NServiceBus scans assemblies for code implementing the INeedToInstallSomething interface. The NServiceBus.Unicast.Subscriptions.NHibernate.Installer.Installer class implements this interface and it is this which calls the NHibernate SchemaUpdate.Execute() method.

However, despite the application's XML configuration referring to NHibernate and the code above explicitly defining the NHibernate persister, the installation code is not run because the implementing classes have not been scanned.

The solution is to modify the code GetAssembliesToScan method above to include the NServiceBus.NHibernate assembly.


        
        private static Assembly[] GetAssembliesToScan()
        {
            return new[]
            {
                typeof(IOrder).Assembly,
                typeof(Program).Assembly,
                typeof(NServiceBus.Unicast.Subscriptions.NHibernate.Installer.Installer).Assembly
            };
        }

Additionally, if your endpoint works with a Saga you need to scan the assembly that contains the SagaData.

public static IEnumerable AssembliesToScan
        {
            get
            {
                yield return typeof(IOrderCreated).Assembly;
                yield return typeof(OrderSagaData).Assembly;
                yield return typeof(NServiceBus.Unicast.Subscriptions.NHibernate.Installer.Installer).Assembly;
            }
        }

Wednesday, 16 November 2016

Samsung Galaxy 5 (SM-900F) doesn't support 4G in the USA

Having paid for a data upgrade for EE in the USA - I discovered the Samsung Galaxy 5 - SM900F, doesn't support the 4G frequencies in the USA.

Friday, 4 November 2016

Virgin Media CGNV4 - a security risk?

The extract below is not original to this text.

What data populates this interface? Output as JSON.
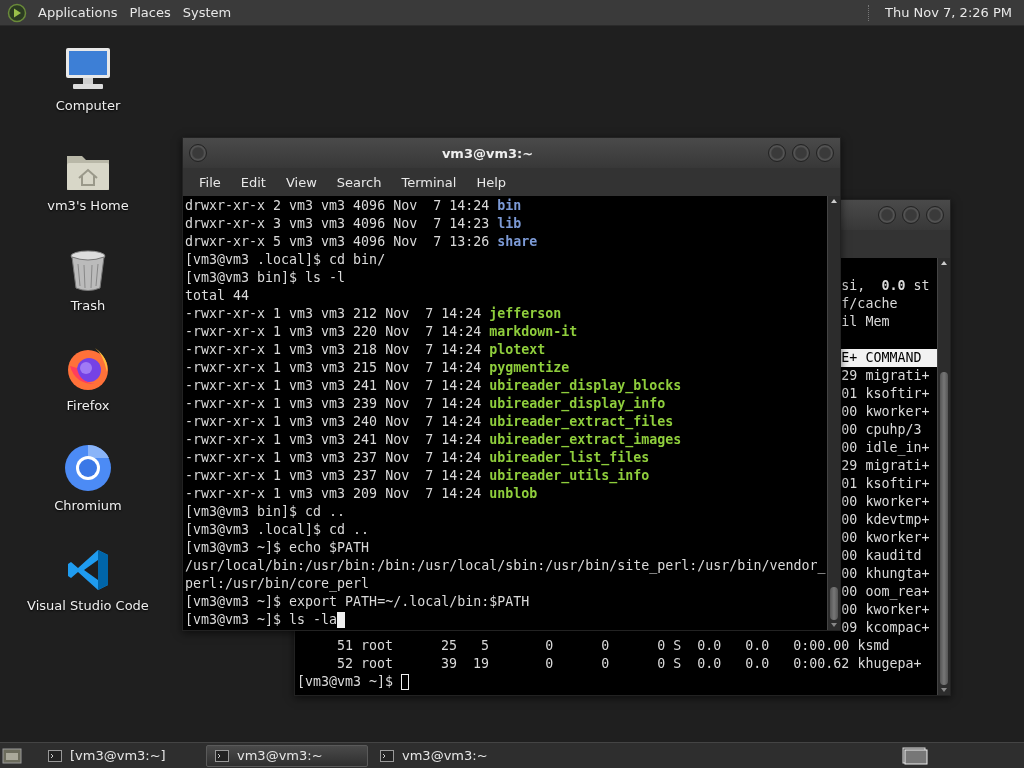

I've noticed that the Hitron CGNV4 router used by Virgin Media for its high-speed broadband has port 8080 open. So far I've been on the phone to them for 45 minutes and nobody knows what it's for!

Sunday, 30 October 2016

Updating the Galaxy Tab S to support adopted storage

Grrr. Samsung have purposfully disabled adopted storage for the Galaxy Tab S, meaning that all of the 16GB rapidly fills, especially when app developers lazily prevent the app to be moved to external storage.

I tried connecting the tablet via USB and running the
adb shell sm set-force-adoptable true
command, but this doesn't work.

There are steps to configure Adopted Storage which involves TWRP and the Storage Enabler. And it appeared to work in large - after following the steps I had the option to install a card as internal memory. But I had a random error on the Settings screen after formatting the SD card and also when copying files to the phone it still said "Out of disk space" error. At that point, after 3 hours of trying I gave up and got on with my life.

Lessons learned:
Samsung create great phones and tablets, but the firmware sucks. And there isn't a phone out there at the moment that supports adoptable storage and a replaceable battery, and no tablet supporting adoptable storage. It's as if they want you to have their products with a very short usefulness lifespan, if not a physical lifespan.

References
https://nelenkov.blogspot.co.uk/2015/06/decrypting-android-m-adopted-storage.html?view=flipcard
http://forum.xda-developers.com/galaxy-tab-s/general/patch-adoptable-storage-enabler-t3460478/page4
http://odindownload.com/
http://www.modaco.com/news/android/heres-how-to-configure-adoptable-storage-on-your-s7-s7-edge-r1632/

Galaxy Tab S stuck in "Downloading" mode

Galaxy Tab S stuck in "Downloading" mode:

Press: Power + Vol Down + Home for 20 seconds

Recovery Mode
Turn off the device
Press and hold Volume UP key + Home Key
then Press and hold Power key
Release all key when you see Android System Recovery
Use Volume UP key and Volume Down key to select Menu
Use Power key to Confirm or Execute Menu

Download Mode or ODIN Mode
Turn off the device
Press and hold Volume Down key + Home key
then Press and hold Power key
Release all key when you see ODIN Mode
Use Volume Up key to continue
Use Volume Down key to cancel ( Restart the device )

Odin is a tool for updating the firmware on Samsung devices.